The premier of Alberta wants the province’s court system to crack down hard on environmental protesters.
We know that because after a recent Greenpeace occupation of Shell’s upgrader site in Fort Saskatchewan, Ed Stelmach told reporters that the accused individuals will be punished to the full extent of the law (even though they haven’t yet had their day in court).
He says the justice system is coddling protesters and warned that he will work with legal officials to stop them.
Meanwhile, Fred Lindsay, Alberta’s solicitor general, alluded to using the province’s counter-terrorism provisions against the protesters, although he now says he didn’t mean to imply they are terrorists.
Not surprisingly, many lawyers are outraged at the comments made by Stelmach and Lindsay — noting they can’t the remember the last time they heard of such an obvious instance of political interference in a case before the courts.
“Premier Stelmach’s public suggestion that he will use the force of the law to deal with these people confirms his lack of knowledge of the limits of his authority and the clear rule that our system of justice cannot be interfered with or manipulated for political reasons,” says Brian Beresh, a lawyer representing the recently arrested protesters.

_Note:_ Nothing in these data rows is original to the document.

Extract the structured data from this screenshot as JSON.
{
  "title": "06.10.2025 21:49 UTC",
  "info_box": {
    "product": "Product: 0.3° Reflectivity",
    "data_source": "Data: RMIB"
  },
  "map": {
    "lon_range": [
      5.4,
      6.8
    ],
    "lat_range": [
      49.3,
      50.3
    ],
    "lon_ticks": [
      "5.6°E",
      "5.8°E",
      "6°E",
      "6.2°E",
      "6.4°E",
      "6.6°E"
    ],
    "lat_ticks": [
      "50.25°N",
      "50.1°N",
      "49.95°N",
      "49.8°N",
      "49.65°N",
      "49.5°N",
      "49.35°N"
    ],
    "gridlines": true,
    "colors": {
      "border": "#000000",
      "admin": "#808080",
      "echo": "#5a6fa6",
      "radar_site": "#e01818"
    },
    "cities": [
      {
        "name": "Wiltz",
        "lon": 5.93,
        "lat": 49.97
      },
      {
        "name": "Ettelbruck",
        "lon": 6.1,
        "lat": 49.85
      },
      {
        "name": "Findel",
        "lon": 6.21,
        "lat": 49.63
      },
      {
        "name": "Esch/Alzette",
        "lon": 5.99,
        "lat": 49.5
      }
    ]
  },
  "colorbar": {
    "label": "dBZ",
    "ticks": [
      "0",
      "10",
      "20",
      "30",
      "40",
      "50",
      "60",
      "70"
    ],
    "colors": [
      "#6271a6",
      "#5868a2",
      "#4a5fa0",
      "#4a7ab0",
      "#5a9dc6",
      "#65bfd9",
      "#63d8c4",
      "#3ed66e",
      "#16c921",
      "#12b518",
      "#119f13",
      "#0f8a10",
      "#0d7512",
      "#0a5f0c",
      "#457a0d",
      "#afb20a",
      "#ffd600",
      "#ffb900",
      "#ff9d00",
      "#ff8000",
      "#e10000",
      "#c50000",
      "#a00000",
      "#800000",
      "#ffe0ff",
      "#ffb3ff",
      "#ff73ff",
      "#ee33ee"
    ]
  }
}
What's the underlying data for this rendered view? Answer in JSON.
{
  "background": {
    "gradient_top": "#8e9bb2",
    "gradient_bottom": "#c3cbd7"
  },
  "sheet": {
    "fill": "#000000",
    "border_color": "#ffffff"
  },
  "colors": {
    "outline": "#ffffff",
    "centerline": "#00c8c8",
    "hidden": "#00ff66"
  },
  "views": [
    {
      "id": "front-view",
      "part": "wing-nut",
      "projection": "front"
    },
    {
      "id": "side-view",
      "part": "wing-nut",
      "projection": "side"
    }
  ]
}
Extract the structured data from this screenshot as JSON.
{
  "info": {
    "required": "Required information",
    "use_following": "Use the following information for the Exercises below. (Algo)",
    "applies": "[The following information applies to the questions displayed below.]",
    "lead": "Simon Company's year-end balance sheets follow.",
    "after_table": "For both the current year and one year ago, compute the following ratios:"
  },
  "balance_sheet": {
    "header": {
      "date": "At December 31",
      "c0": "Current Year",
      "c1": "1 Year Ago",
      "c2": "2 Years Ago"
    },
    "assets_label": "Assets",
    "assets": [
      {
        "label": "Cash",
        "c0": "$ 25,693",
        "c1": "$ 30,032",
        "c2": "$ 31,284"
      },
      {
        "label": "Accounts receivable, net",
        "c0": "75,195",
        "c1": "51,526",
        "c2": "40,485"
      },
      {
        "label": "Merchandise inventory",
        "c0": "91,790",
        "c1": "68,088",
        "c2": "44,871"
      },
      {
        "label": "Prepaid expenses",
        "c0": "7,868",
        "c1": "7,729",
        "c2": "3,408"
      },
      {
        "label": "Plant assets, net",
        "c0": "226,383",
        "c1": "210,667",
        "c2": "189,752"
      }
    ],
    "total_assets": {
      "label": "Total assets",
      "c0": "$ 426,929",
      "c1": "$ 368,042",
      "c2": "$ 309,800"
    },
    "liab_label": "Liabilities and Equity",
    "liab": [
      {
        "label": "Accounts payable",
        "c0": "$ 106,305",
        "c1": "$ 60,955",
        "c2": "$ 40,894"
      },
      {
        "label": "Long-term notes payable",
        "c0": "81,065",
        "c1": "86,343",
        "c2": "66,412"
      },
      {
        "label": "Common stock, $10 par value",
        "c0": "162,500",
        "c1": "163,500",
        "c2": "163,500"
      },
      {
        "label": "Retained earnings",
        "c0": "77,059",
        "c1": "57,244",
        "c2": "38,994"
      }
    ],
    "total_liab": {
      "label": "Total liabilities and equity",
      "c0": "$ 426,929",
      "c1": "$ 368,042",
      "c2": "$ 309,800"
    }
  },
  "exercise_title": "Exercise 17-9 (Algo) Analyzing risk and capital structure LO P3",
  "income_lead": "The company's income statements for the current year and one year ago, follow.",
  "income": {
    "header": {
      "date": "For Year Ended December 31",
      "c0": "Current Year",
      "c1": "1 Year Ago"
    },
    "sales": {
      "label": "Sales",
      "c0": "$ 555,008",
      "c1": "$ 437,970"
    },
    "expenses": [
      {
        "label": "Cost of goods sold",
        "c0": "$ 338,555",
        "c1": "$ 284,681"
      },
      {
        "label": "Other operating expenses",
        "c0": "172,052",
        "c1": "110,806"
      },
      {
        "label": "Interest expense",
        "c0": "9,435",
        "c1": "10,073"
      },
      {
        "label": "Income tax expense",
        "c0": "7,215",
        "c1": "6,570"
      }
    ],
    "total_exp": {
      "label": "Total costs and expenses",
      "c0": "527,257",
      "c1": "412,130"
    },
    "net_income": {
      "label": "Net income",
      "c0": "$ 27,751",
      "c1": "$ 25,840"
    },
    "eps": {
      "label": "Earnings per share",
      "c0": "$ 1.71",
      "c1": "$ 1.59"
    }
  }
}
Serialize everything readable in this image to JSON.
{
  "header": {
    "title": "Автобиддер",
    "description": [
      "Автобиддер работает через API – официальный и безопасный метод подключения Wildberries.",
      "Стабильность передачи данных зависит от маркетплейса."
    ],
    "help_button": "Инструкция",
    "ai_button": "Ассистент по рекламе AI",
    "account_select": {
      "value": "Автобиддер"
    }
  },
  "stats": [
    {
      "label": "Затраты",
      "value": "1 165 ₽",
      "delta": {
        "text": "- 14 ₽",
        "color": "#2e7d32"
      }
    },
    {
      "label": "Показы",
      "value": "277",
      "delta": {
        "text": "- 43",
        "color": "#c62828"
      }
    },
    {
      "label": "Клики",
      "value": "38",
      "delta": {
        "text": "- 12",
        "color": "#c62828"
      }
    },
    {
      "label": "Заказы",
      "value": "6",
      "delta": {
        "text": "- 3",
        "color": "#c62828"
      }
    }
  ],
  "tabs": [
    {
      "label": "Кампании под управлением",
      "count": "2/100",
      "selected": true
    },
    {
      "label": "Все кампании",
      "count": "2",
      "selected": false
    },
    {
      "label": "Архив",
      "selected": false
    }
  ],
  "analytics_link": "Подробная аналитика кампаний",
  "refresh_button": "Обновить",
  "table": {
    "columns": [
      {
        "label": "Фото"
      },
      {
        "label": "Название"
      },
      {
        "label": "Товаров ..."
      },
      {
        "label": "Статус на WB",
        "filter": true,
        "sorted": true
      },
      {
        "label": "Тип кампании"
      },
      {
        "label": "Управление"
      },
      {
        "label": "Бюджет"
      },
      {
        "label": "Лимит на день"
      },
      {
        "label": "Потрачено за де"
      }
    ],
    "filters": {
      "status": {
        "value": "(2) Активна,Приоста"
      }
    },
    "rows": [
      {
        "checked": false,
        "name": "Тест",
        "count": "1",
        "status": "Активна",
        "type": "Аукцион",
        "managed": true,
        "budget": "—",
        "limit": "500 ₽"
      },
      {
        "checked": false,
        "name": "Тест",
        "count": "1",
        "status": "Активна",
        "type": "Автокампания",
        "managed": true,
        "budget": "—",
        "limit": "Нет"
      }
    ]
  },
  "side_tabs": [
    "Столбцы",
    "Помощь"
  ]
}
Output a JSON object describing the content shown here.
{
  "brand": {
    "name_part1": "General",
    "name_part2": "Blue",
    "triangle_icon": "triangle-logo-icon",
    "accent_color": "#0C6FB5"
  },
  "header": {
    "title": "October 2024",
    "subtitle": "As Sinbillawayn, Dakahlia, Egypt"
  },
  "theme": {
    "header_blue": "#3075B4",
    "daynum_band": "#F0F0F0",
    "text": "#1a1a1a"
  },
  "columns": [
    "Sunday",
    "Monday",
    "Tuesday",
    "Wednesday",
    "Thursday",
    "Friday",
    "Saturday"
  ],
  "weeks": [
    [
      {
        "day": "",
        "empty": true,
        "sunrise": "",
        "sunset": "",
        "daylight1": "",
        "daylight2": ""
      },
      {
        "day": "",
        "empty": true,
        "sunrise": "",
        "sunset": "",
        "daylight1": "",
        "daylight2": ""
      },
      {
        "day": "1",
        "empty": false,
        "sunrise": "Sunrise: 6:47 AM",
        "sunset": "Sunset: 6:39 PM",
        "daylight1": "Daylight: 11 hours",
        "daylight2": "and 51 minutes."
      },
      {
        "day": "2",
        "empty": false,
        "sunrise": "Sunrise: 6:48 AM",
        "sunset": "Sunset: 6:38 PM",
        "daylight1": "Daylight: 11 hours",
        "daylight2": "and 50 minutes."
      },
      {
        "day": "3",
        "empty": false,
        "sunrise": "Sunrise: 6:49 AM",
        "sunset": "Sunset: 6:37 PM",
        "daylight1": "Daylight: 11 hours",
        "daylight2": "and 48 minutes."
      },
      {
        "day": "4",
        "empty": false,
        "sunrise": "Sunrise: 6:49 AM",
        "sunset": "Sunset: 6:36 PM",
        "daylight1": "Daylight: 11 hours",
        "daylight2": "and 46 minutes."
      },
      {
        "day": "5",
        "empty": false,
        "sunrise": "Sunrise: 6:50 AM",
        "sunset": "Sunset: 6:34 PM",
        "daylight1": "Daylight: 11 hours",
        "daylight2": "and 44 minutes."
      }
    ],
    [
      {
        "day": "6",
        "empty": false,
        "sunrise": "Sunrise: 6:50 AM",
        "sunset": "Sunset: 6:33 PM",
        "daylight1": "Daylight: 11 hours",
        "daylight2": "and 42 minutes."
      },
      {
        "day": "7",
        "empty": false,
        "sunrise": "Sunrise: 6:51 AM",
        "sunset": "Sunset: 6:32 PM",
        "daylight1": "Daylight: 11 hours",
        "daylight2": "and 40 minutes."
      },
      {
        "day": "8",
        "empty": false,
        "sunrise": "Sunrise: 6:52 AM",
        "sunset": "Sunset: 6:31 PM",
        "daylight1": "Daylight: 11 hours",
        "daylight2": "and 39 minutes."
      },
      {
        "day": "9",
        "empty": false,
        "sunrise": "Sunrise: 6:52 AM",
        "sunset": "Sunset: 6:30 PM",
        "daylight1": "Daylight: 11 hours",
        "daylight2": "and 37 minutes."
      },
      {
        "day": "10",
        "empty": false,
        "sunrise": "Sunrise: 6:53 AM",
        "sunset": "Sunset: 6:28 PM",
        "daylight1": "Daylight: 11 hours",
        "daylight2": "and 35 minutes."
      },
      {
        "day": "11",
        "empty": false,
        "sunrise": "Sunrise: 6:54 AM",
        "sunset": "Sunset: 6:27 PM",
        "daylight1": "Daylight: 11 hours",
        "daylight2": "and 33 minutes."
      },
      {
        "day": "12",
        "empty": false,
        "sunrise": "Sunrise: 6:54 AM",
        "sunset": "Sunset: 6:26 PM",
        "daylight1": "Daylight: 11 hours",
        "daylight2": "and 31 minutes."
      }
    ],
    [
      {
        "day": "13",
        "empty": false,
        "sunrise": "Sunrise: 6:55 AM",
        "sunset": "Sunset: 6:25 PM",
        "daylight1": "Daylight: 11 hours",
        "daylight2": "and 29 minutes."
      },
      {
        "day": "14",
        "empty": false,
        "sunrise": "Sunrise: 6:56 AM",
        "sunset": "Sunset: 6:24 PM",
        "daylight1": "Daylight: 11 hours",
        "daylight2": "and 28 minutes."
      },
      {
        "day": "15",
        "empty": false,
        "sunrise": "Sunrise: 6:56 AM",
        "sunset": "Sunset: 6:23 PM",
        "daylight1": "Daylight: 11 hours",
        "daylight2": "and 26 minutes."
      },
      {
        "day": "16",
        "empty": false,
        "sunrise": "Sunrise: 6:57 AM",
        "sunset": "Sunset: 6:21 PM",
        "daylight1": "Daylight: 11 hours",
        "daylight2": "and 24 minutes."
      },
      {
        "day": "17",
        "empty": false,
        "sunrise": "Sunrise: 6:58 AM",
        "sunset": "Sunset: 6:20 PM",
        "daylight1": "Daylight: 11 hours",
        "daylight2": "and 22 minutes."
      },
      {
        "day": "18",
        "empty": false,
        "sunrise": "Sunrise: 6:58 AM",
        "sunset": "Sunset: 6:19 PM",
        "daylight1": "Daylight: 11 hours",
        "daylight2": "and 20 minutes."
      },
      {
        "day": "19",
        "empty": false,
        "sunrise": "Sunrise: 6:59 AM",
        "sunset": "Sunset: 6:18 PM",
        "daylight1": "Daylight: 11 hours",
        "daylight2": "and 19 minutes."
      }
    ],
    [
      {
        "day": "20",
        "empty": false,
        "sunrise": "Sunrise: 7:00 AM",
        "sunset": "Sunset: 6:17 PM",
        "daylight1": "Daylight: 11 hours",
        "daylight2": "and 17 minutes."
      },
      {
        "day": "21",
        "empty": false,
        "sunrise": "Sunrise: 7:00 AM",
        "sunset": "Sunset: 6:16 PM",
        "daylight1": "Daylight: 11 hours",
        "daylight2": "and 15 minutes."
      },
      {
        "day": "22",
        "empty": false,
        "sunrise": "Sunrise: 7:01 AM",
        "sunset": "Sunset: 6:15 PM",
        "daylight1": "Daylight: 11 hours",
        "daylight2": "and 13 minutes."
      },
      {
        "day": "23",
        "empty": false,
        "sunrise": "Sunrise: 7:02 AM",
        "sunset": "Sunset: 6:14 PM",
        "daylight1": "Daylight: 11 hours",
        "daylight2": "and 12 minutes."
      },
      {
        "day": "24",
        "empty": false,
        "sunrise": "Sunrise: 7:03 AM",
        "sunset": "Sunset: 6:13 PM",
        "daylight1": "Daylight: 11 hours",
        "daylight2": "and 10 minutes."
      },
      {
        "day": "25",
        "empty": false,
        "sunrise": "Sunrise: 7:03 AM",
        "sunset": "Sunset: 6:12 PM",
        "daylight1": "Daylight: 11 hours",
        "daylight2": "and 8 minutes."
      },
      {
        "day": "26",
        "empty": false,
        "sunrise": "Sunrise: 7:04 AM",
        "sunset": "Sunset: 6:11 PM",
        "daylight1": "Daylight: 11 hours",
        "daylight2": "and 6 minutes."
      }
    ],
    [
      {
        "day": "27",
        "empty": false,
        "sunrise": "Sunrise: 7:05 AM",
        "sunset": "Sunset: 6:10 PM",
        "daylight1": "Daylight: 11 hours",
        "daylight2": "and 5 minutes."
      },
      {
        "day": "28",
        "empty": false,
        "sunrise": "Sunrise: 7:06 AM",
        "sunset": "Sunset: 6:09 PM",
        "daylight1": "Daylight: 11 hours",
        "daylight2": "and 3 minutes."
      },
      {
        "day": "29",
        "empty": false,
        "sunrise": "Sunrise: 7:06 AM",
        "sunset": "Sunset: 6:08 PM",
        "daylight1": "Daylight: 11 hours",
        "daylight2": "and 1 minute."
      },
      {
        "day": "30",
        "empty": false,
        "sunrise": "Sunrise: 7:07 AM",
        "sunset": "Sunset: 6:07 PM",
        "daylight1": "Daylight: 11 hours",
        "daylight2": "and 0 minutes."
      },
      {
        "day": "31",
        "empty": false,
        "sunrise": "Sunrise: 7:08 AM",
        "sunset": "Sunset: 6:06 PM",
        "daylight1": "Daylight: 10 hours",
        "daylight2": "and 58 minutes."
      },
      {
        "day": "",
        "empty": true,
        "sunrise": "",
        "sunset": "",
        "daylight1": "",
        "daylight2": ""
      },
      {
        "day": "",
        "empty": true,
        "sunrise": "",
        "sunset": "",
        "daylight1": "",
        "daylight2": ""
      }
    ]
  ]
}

Ironically, the remarks made by Stelmach may provide a defence for the Greenpeace protesters he says he’d like to see treated more harshly.
“You could well say this smacks of political interference,” explains Sanjiv Anand, a law professor at the University of Alberta.
“When you have the premier starting to talk about what approach the government is going to take, it’s pretty easy for people to understand from that, that that’s what the marching orders are going to be that the prosecutors are going to follow,” adds Edmonton lawyer Tom Engel.
“It also has the appearance of (Stelmach) almost being a mouthpiece for the oil industry.”
As the protesters’ case is before the courts, it wouldn’t be appropriate to speculate on their innocence or guilt; however, it is clear that Stelmach and Lindsay are guilty of using poor judgment.
One wonders if Stelmach really has the skills to preside over this province.
He doesn’t seem to understand that global warming is an international issue of concern to both Canadians and people living in other countries.
It seems he just might be bitter that Greenpeace is getting its message out concerning the dirty oil being produced in the Fort McMurray area while his claims that the oil is not dirty are falling on deaf ears.
Lee Giles is an Advocate editor.